Marketing departments in the industrial sector are under unprecedented pressure to demonstrate a significant return on marketing investment (ROMI) for their initiatives. This often leaves marketers dwelling on questions such as: How much did this e-mail campaign contribute to the bottom line? How much revenue did that banner ad produce? But these might not be the best questions to be asking.
While it makes sense to consider ROMI when creating marketing plans and campaigns, it’s highly unlikely that any single campaign or tactic can be correlated on a one-to-one basis with a sale, especially in industries with long and complex buy cycles. Yet many marketers will drop a marketing program that doesn’t have sales associated with it. This may be a mistake, and may lead to abandoning programs that are making effective contributions to your thought leadership, brand awareness and other components of your overall marketing strategy.
Marketing ROMI and the Buy Cycle
The reason it’s so hard to correlate sales to specific campaigns has to do with the nature of your customers’ buying cycle. The industrial buy cycle is often long and complex, involving multiple stages, from needs assessment to a final purchasing decision. In the vast majority of cases, buyers will interact with your company many times and through multiple channels before they make a purchasing decision.
For example, they might first generate a lead for your company when they download a white paper offered in an e-newsletter advertisement. Then perhaps they register for a Webinar to see a product demo. They watch a video featuring your product manager. Or stop by your virtual booth at an online event. They search your online product catalog by specifications and compare several of your products side-by-side. They typed in your company name into a search engine to get your contact information when they were ready to buy.
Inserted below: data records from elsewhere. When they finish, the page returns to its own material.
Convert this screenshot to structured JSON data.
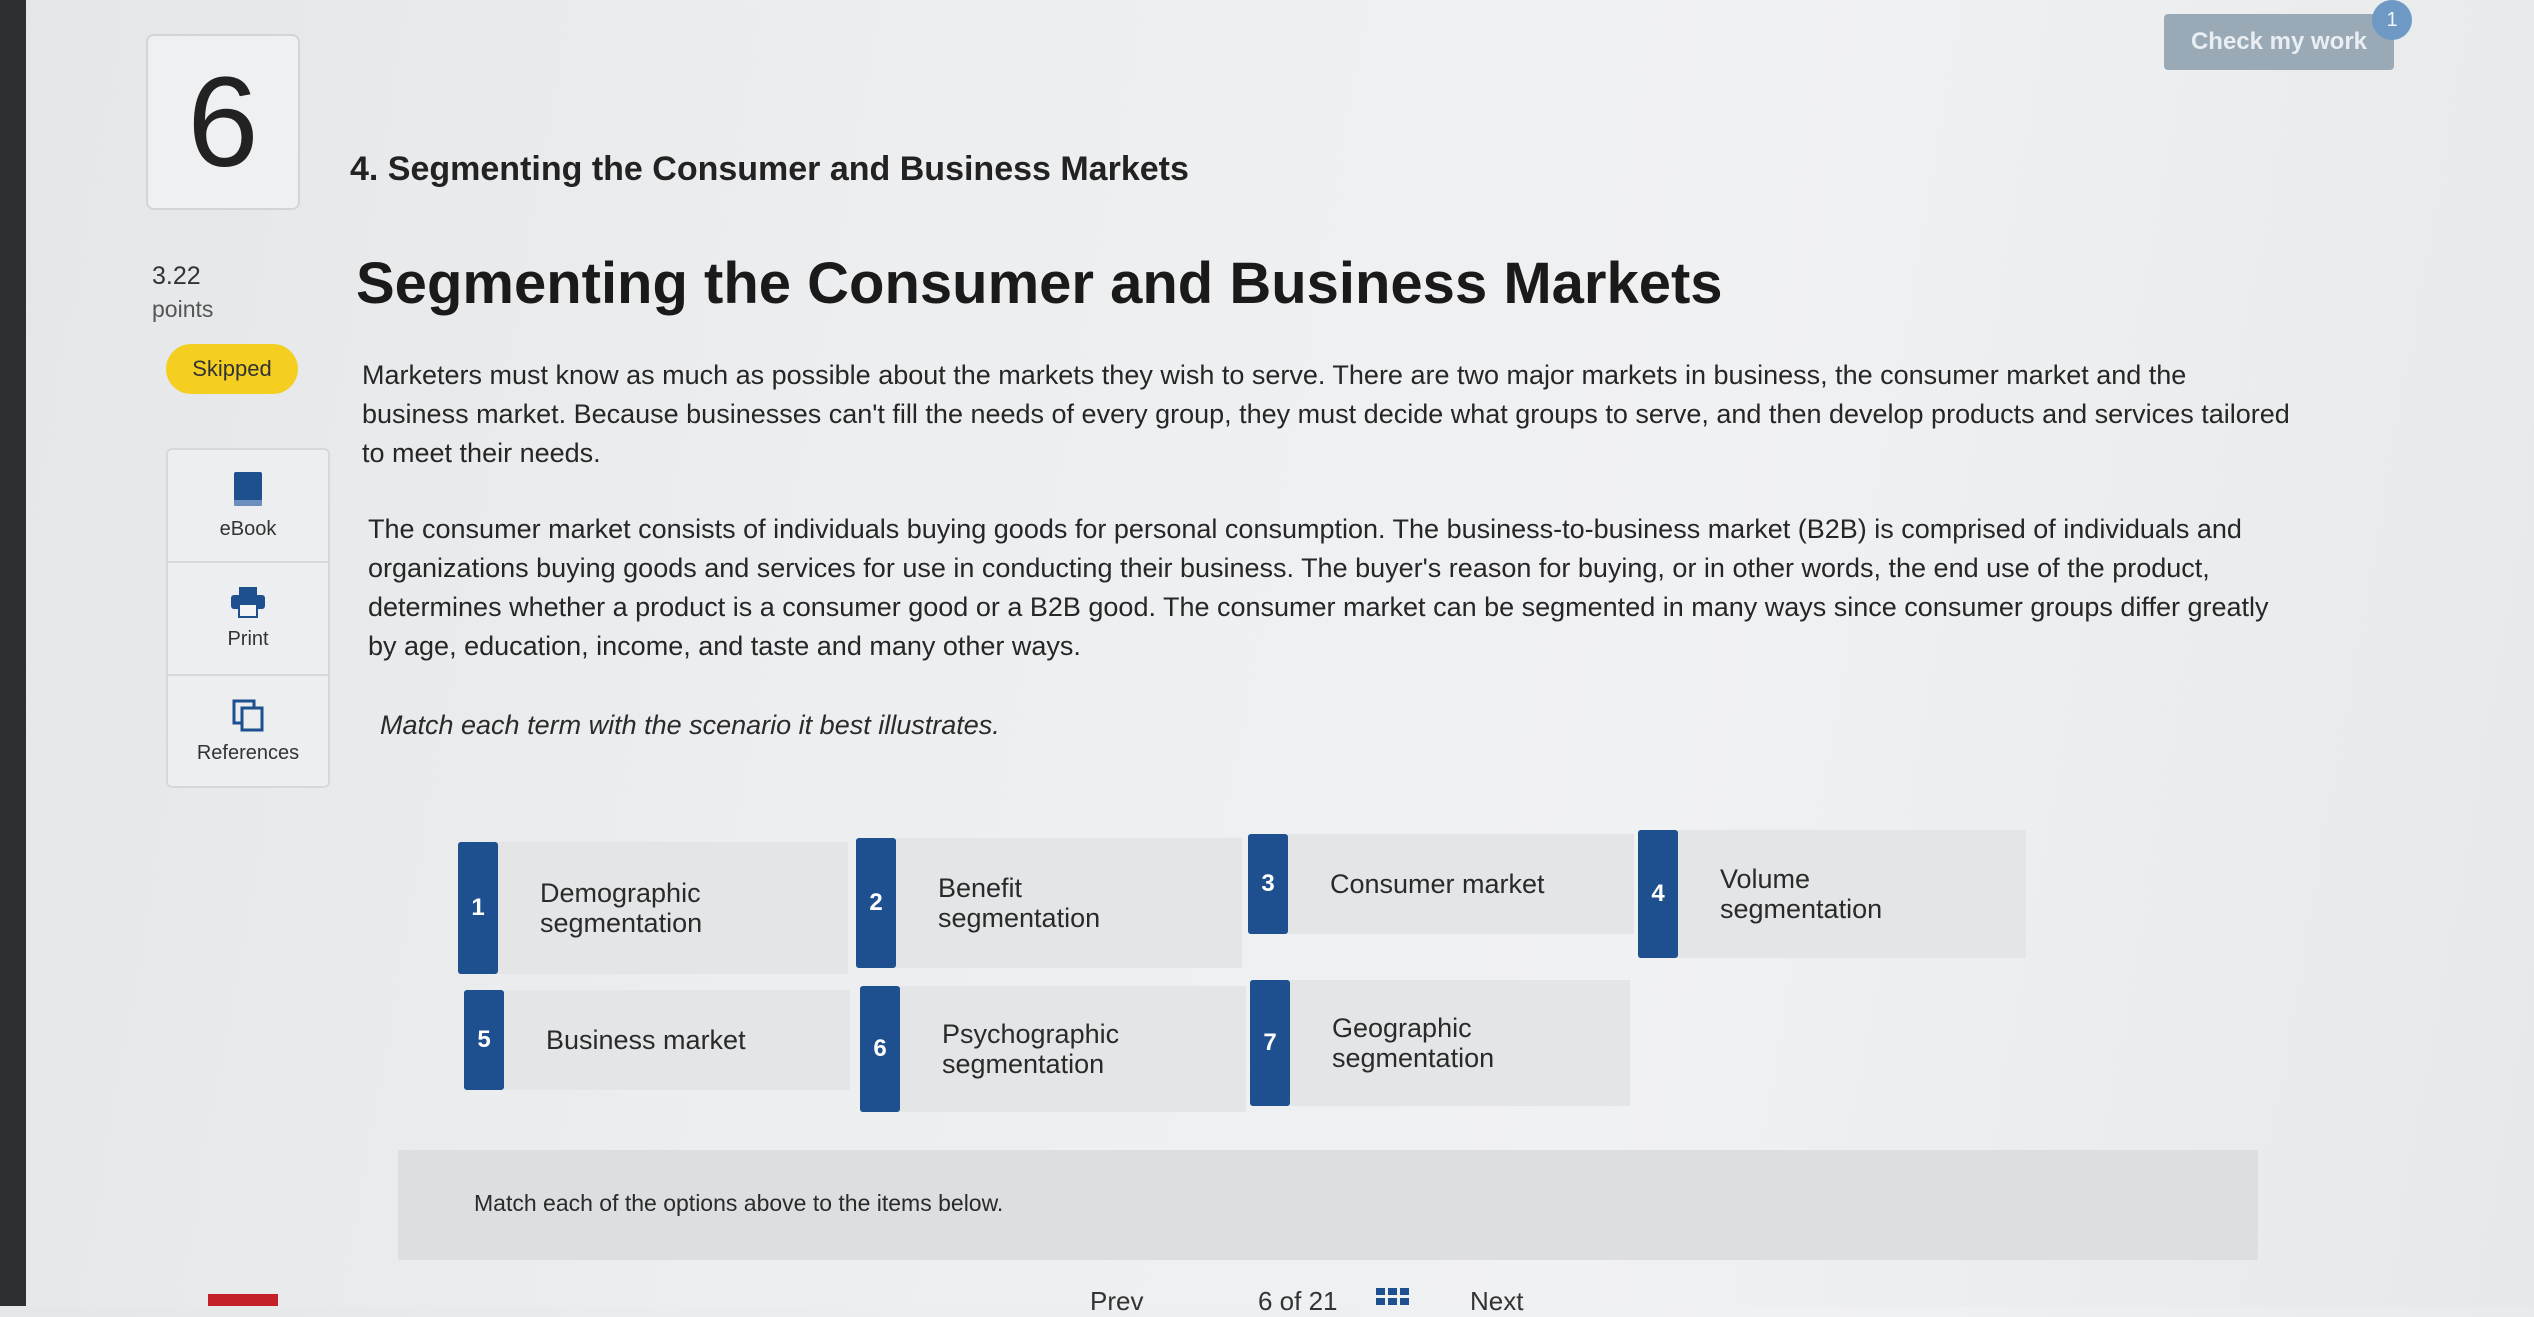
{
  "question": {
    "number": "6",
    "points_value": "3.22",
    "points_label": "points",
    "status": "Skipped"
  },
  "tools": [
    {
      "label": "eBook",
      "icon": "book-icon"
    },
    {
      "label": "Print",
      "icon": "printer-icon"
    },
    {
      "label": "References",
      "icon": "references-icon"
    }
  ],
  "header": {
    "check_button": "Check my work",
    "check_badge": "1"
  },
  "content": {
    "question_title": "4. Segmenting the Consumer and Business Markets",
    "main_title": "Segmenting the Consumer and Business Markets",
    "paragraph1": "Marketers must know as much as possible about the markets they wish to serve. There are two major markets in business, the consumer market and the business market. Because businesses can't fill the needs of every group, they must decide what groups to serve, and then develop products and services tailored to meet their needs.",
    "paragraph2": "The consumer market consists of individuals buying goods for personal consumption. The business-to-business market (B2B) is comprised of individuals and organizations buying goods and services for use in conducting their business. The buyer's reason for buying, or in other words, the end use of the product, determines whether a product is a consumer good or a B2B good. The consumer market can be segmented in many ways since consumer groups differ greatly by age, education, income, and taste and many other ways.",
    "instruction": "Match each term with the scenario it best illustrates."
  },
  "terms": [
    {
      "number": "1",
      "label": "Demographic segmentation"
    },
    {
      "number": "2",
      "label": "Benefit segmentation"
    },
    {
      "number": "3",
      "label": "Consumer market"
    },
    {
      "number": "4",
      "label": "Volume segmentation"
    },
    {
      "number": "5",
      "label": "Business market"
    },
    {
      "number": "6",
      "label": "Psychographic segmentation"
    },
    {
      "number": "7",
      "label": "Geographic segmentation"
    }
  ],
  "match_instruction": "Match each of the options above to the items below.",
  "footer": {
    "prev": "Prev",
    "page": "6 of 21",
    "next": "Next"
  },
  "colors": {
    "accent": "#1e4f8f",
    "skipped": "#f4cf22",
    "check_button": "#9aa9b6"
  }
}
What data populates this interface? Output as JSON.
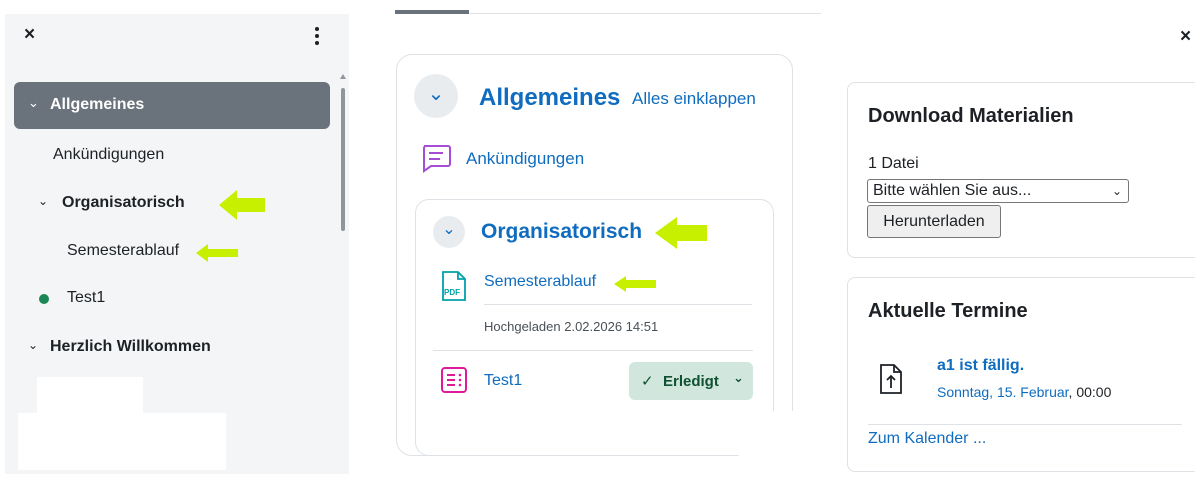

Finally, they begin a conversation with your sales team.
The point is that the e-mail ad, the Webinar, the video, the online event, and the product catalog are all components of your broader marketing plan. They exist as parts of an entire ecosystem of campaigns and customer touch points, and it’s almost impossible to attribute a sale to just one of these campaign tactics although they all contributed to this engagement opportunity.
Where to Focus
So what does the marketer under pressure to demonstrate ROMI do?
First, shift from thinking of ROMI in terms of sales tied to specific campaigns and instead focus on what marketing’s role is and whether your department is fulfilling its role. In relation to ROMI, take into account everything that marketing might be responsible for: raising awareness of your company’s brand among your target audience, positioning your company in a competitive marketplace, engaging and qualifying prospects, providing relevant content at each stage of the buying process, supporting your sales team, and much more.
How are you performing at each of these marketing functions? One way to measure your success is to define ROMI at the campaign level in terms of goals rather than revenue. Each program probably contributes only one (important) metric of the overall marketing and sales momentum needed to find prospects and nurture them throughout their buying cycle until the sale is made.
That metric might be impressions, or clicks, or downloads. Or inquiries, requests for proposals, Webinar registrations, etc. Example: a prospect interacts with your product manager during an online event. This and other interactions help to demonstrate the value of the event as a component of your overall marketing mix. If the prospect became a customer at some point in the future, you can tie the event into the conversion of this engagement opportunity to a sale.
This will also help you avoid making a variation of what’s known as the “last click” mistake, which attributes a sale to the last marketing-related touch point a customer has before making a buying decision. It’s a mistake because the buy cycle includes many campaign touches that cumulatively add up to help achieve a sale.
For example, a prospect watched a product demo video in September, downloaded a media kit in October, visited your booth at a tradeshow in November, and bought from you in January — you would count all of these “lead events” as part of the conversion.
So it’s okay to focus on ROMI, but keep it in perspective, and keep it relevant and related to goals. If each campaign is contributing in a defined and measurable fashion, then the overall marketing mix is likely performing as desired.